[What this task involves]
For the word "image", copy every line of the material that includes it.
(Records to process begins)
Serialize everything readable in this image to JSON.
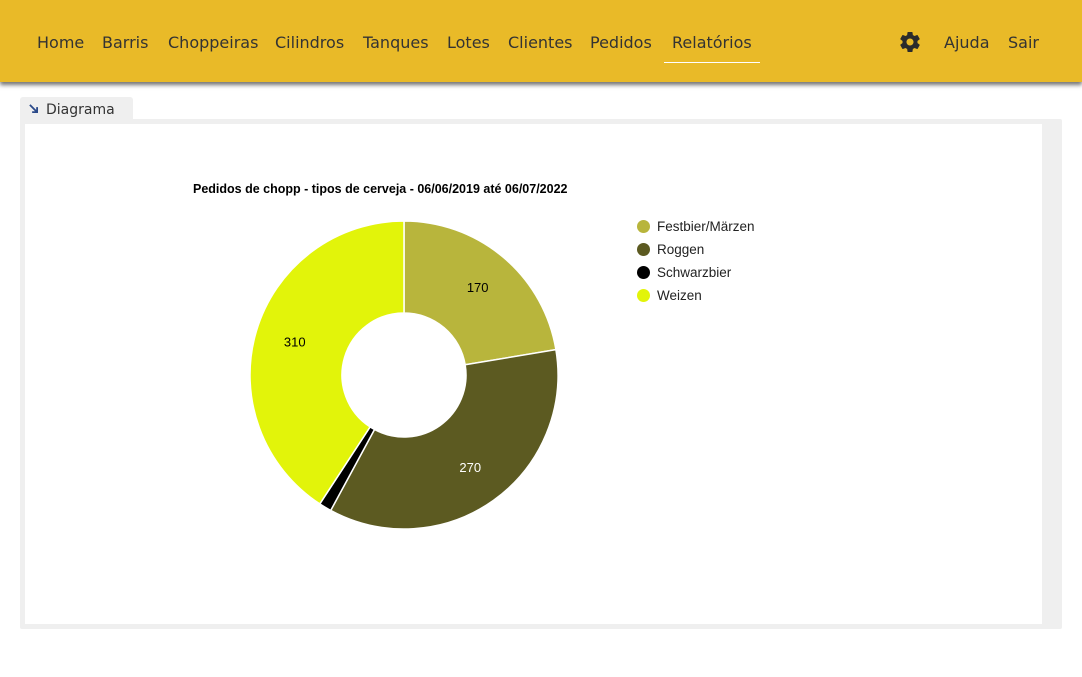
{
  "nav": {
    "items": [
      {
        "label": "Home"
      },
      {
        "label": "Barris"
      },
      {
        "label": "Choppeiras"
      },
      {
        "label": "Cilindros"
      },
      {
        "label": "Tanques"
      },
      {
        "label": "Lotes"
      },
      {
        "label": "Clientes"
      },
      {
        "label": "Pedidos"
      },
      {
        "label": "Relatórios",
        "active": true
      }
    ],
    "settings_icon": "gear-icon",
    "help_label": "Ajuda",
    "logout_label": "Sair"
  },
  "panel": {
    "tab_label": "Diagrama",
    "tab_icon": "collapse-arrow-icon"
  },
  "colors": {
    "navbar": "#e9ba28",
    "Festbier/Märzen": "#b8b53c",
    "Roggen": "#5c5a21",
    "Schwarzbier": "#000000",
    "Weizen": "#e2f40a"
  },
  "chart_data": {
    "type": "pie",
    "variant": "donut",
    "title": "Pedidos de chopp - tipos de cerveja - 06/06/2019 até 06/07/2022",
    "legend_position": "right",
    "categories": [
      "Festbier/Märzen",
      "Roggen",
      "Schwarzbier",
      "Weizen"
    ],
    "values": [
      170,
      270,
      10,
      310
    ],
    "labels": [
      "170",
      "270",
      "",
      "310"
    ]
  }
}
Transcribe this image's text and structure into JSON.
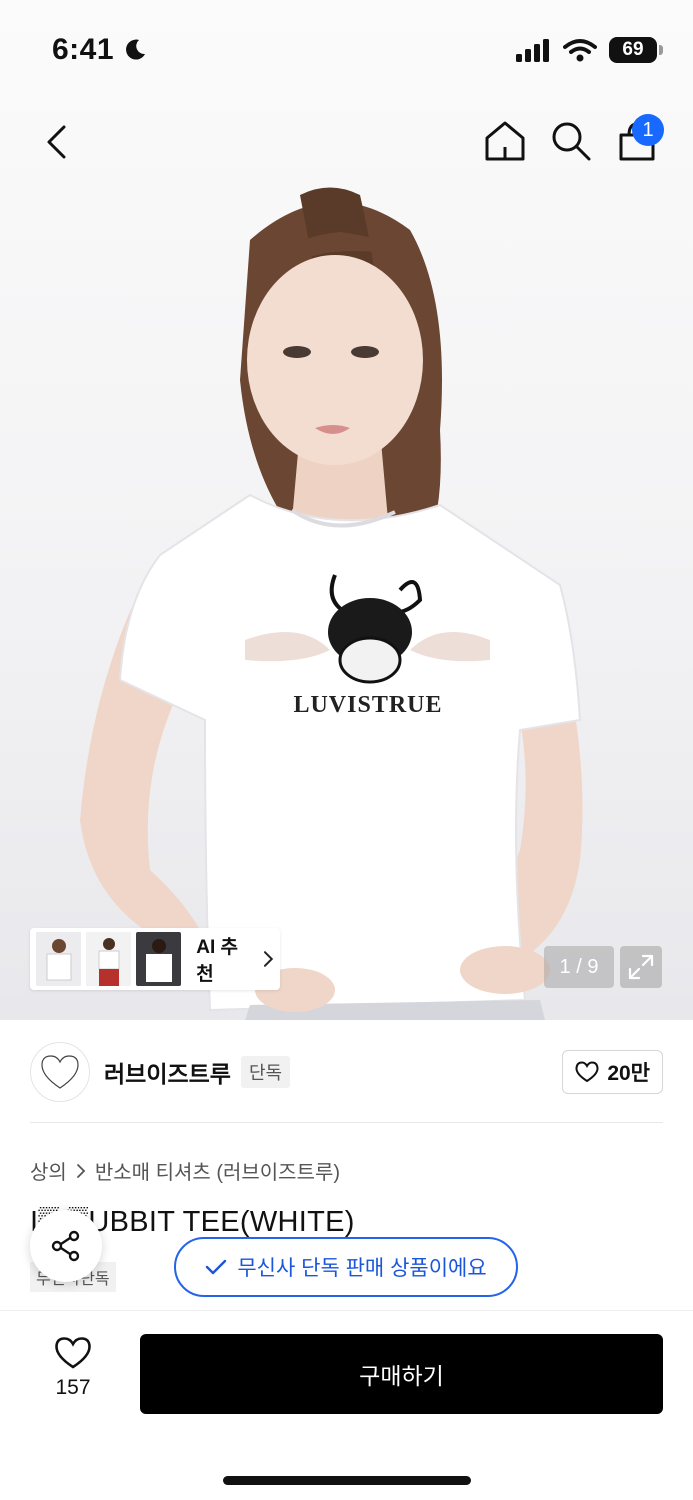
{
  "status_bar": {
    "time": "6:41",
    "battery": "69"
  },
  "nav": {
    "cart_count": "1"
  },
  "hero": {
    "print_text": "LUVISTRUE",
    "ai_recommend_label": "AI 추천",
    "page_counter": "1 / 9"
  },
  "brand": {
    "logo_text": "LUVISTRUE",
    "name": "러브이즈트루",
    "badge": "단독",
    "like_count": "20만"
  },
  "product": {
    "breadcrumb": [
      "상의",
      "반소매 티셔츠 (러브이즈트루)"
    ],
    "title": "I▒ ▒UBBIT TEE(WHITE)",
    "tag": "무신사단독",
    "exclusive_toast": "무신사 단독 판매 상품이에요"
  },
  "bottom": {
    "wish_count": "157",
    "buy_label": "구매하기"
  },
  "colors": {
    "accent_blue": "#1769ff",
    "toast_blue": "#2463eb",
    "buy_button": "#000000"
  }
}
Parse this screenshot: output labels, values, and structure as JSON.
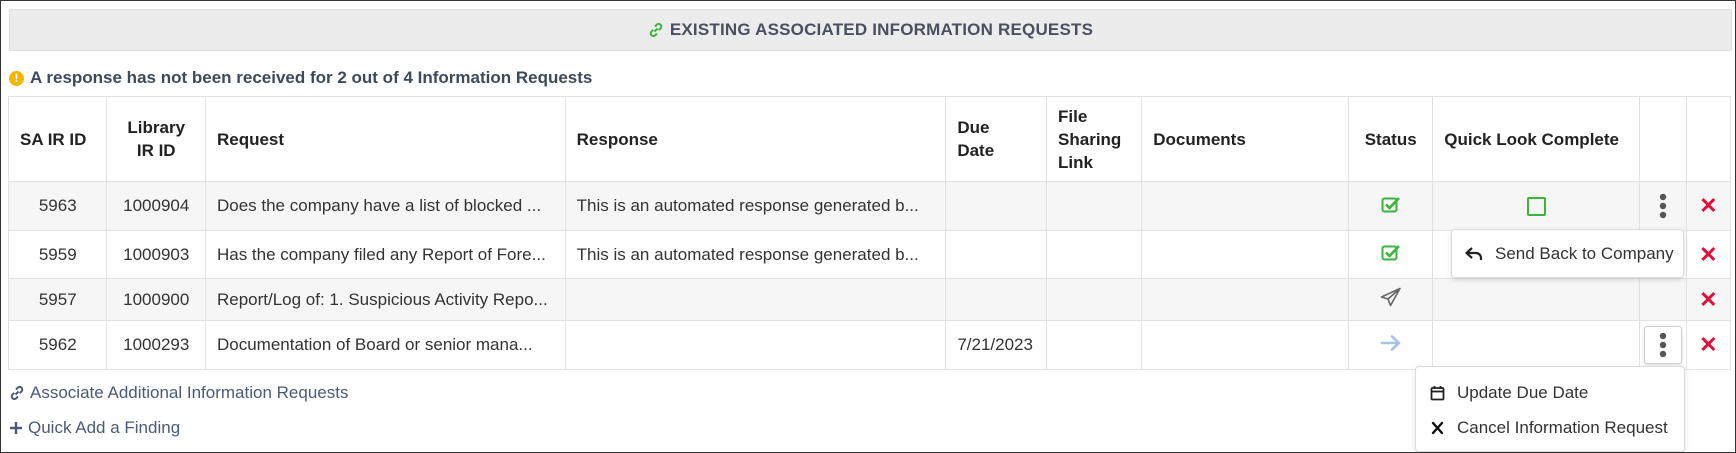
{
  "banner": {
    "title": "EXISTING ASSOCIATED INFORMATION REQUESTS"
  },
  "warning": {
    "text": "A response has not been received for 2 out of 4 Information Requests"
  },
  "table": {
    "headers": {
      "sa_ir_id": "SA IR ID",
      "library_ir_id_1": "Library",
      "library_ir_id_2": "IR ID",
      "request": "Request",
      "response": "Response",
      "due_date_1": "Due",
      "due_date_2": "Date",
      "file_link_1": "File",
      "file_link_2": "Sharing",
      "file_link_3": "Link",
      "documents": "Documents",
      "status": "Status",
      "quick_look": "Quick Look Complete"
    },
    "rows": [
      {
        "sa_id": "5963",
        "lib_id": "1000904",
        "request": "Does the company have a list of blocked ...",
        "response": "This is an automated response generated b...",
        "due": "",
        "status": "check-icon"
      },
      {
        "sa_id": "5959",
        "lib_id": "1000903",
        "request": "Has the company filed any Report of Fore...",
        "response": "This is an automated response generated b...",
        "due": "",
        "status": "check-icon"
      },
      {
        "sa_id": "5957",
        "lib_id": "1000900",
        "request": "Report/Log of: 1. Suspicious Activity Repo...",
        "response": "",
        "due": "",
        "status": "paper-plane-icon"
      },
      {
        "sa_id": "5962",
        "lib_id": "1000293",
        "request": "Documentation of Board or senior mana...",
        "response": "",
        "due": "7/21/2023",
        "status": "arrow-right-icon"
      }
    ]
  },
  "popup_send_back": {
    "label": "Send Back to Company"
  },
  "popup_menu": {
    "update_due": "Update Due Date",
    "cancel": "Cancel Information Request"
  },
  "footer": {
    "associate": "Associate Additional Information Requests",
    "quick_add": "Quick Add a Finding"
  },
  "colors": {
    "green": "#3cb33c",
    "red": "#e0103a",
    "warning": "#f2b600"
  }
}
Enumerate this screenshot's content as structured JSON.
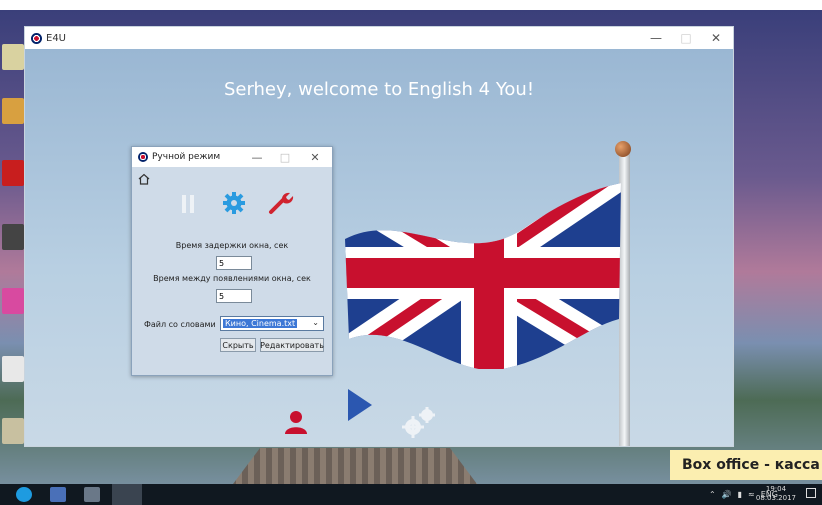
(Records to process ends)
[Output of the exercise]
Serialize everything readable in this image to JSON.
Transcribe this image's text and structure into JSON.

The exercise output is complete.